Doctors don’t still recommend douching, do they? My partner insists on doing it once a week. Could you explain why she should or shouldn’t douche?
I can’t speak for all doctors, of course. There may be some instances in which douching is of practical medical value. But based on research done in the past several years, it’s safe to say the consensus is that douching has far more risks than benefits.
Despite what she sees in advertisements and what she may perceive as good hygiene, a weekly vaginal douche seems like a bad idea to me. Here are some of the arguments against douching:
- The vagina has its own self-cleansing system, so douching isn’t really necessary. Women who have excessive or foul-smelling discharge should see their doctors to determine if they have an infection. Otherwise, normal bathing should be adequate to keep the vaginal area clean. Douching may interfere with the natural cleansing.
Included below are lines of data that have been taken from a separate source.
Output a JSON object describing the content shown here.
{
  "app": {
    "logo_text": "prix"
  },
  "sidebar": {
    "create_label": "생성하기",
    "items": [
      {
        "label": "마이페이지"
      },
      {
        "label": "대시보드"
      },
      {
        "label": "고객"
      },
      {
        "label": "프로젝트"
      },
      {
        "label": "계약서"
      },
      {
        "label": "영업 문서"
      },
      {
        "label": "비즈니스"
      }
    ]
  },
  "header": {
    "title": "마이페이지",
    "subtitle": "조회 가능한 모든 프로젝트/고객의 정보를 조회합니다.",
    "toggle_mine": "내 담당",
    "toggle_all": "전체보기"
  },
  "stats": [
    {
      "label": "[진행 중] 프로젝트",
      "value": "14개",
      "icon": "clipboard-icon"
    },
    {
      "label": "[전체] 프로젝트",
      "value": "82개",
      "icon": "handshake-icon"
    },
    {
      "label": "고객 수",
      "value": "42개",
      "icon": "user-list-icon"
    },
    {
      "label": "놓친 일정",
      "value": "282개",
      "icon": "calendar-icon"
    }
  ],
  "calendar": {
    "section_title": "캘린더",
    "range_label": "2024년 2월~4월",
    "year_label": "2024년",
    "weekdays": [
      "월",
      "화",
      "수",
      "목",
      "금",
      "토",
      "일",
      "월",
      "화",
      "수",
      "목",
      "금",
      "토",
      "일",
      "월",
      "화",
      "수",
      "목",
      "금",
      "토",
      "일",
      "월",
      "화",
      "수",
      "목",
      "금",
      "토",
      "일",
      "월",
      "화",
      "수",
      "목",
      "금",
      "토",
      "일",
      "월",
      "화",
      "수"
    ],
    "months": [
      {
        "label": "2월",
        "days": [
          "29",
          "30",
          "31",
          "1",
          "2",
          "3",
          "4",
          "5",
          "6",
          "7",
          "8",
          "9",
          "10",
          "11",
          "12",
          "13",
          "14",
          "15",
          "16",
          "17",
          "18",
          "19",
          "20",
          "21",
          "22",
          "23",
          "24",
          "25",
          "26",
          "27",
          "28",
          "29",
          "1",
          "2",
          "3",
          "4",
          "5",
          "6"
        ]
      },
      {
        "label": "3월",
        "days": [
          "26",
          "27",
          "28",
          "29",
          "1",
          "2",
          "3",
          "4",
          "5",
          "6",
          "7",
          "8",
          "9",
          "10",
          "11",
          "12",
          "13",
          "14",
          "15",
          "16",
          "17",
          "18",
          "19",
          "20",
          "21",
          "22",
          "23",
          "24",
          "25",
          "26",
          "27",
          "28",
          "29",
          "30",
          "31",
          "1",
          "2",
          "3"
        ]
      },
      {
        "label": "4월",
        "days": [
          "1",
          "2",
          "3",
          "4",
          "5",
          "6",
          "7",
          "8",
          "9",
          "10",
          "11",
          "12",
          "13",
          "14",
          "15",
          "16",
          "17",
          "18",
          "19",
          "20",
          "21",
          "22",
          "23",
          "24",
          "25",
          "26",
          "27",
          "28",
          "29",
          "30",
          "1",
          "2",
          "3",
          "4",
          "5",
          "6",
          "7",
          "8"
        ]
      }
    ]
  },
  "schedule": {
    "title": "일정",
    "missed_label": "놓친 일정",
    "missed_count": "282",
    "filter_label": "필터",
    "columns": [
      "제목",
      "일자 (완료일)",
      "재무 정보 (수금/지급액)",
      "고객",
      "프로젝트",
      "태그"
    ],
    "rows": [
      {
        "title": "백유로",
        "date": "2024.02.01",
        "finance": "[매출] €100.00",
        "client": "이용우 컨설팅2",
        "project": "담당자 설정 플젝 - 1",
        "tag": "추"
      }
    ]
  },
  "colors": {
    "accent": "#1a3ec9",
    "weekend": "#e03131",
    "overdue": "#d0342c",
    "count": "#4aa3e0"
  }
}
- When healthy, a vagina has a balance between microorganisms and acidity. Beneficial bacteria and other beneficial “flora and fauna” help maintain this balance and protect the vagina from infection. Douching may upset that balance and make the vagina more prone to infection and disease. Frequent douching may also mask the presence of infection.
- Some women may be sensitive or allergic to the chemicals in douching products. Irritation can cause burning, itching and increased vaginal discharge. Such reactions can arise in women who have used the same products for years.
- Recent studies indicate that women, particularly young women, who douche have substantially increased risks of pelvic inflammatory disease, or PID; vaginal infections, especially bacterial vaginosis; and ectopic pregnancy, in which the fertilized egg implants somewhere outside the uterus.
- Douching may reduce a woman’s fertility. A study published in the American Journal of Public Health found that women who were trying to become pregnant took much longer to conceive if they douched. On a monthly basis, douching reduced the woman’s chances of conception by 30 percent.
There really aren’t any proven benefits to douching, other than making a woman feel better if she believes douching keeps her clean. But, this is a misconception. The vagina is not dirty, and a certain amount of vaginal discharge is both normal and healthy.